Never Ending Darkness The Holocaust was is one of the most gruesome events to take place in history. In the novel, Night by Elie Wiesel readers obtain a first hand experience of all the unexplainable horrors of the Holocaust. Night begins at the end of WWII and gives a frightening account of the Nazi death camps. This memoir is a powerful read showing the internal struggles a young teenage boy goes through.
In the book Night by Elie Wiesel, from chapter three, Elie is a young sensitive boy with dreams, later on, all Jews had to go to work in the concentration camp.
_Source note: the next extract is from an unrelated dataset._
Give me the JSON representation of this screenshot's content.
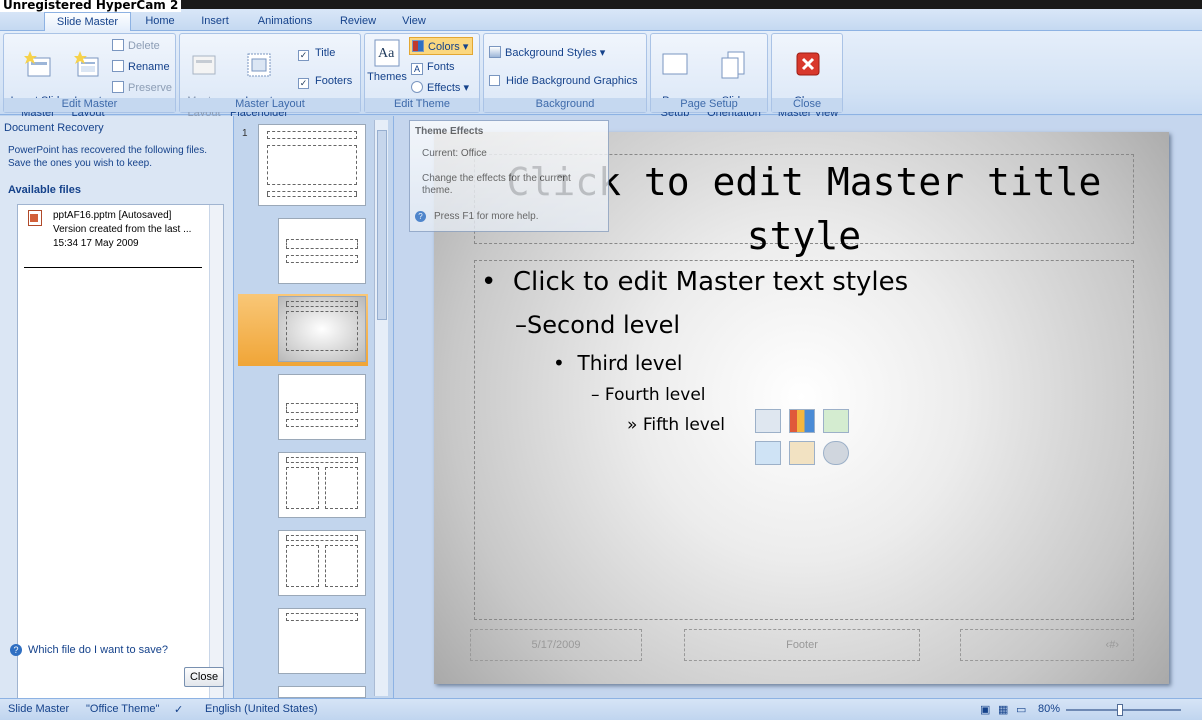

For example, Elie was full of hopes but the camp brought him a terrible experience, “Never shall I forget that night, the first night in camp, which has turned my life into one long night…” (page 34) This shows that the author is who at first naive, he studied Kabbalah with Moishe, had nothing to worry about until the order came Germans threw to an abyss, had no rights. Furthermore, when he first came to the camp he knew nothing, until he witnessed his mother and sister walked farther, an old man fell on the ground and intermediately shot, from that moment he started to disbelief and
On your belly!” I obeyed. I no longer felt anything except the lashes of the whip”(Wiesel 57). This quote helps explain the lifestyle in a concentration camp because in this quote it shows that if you leave your work their will be consequences. Wiesel left his work and heard Idek doing something so he went and looked to see what he was doing and since this wasn’t allowed he got punished by being whipped 25 times.
For example, once Wisel found himself in the concentration camps, he started to question God, and why he permit something as horrible as the Holocaust to occur. On page 33, he asks, “Why should I sanctify is name?... What was there to thank him for?” Elie starts to question why he should continue to have a relationship with God, because He had allowed a traumatic event, such as the Holocaust to exist, proving the relationship to be challenged. As the story continues, Wiesel proceeded to ask himself questions.
It just so happens that Elie Wiesel was one of the strongest survivors. So, what was Wiesel trying to prove? Well, he insisted on sharing what he went through and explained the vast loss of faith he suffered from due to the concentration camps. In Night, Elie Wiesel uses characterization, imagery, and tone to show the emotion and detail of his experience in such a tragic event. Elie Wiesel asserts characterization in the book Night by really giving details about each individual that was urgent at this time.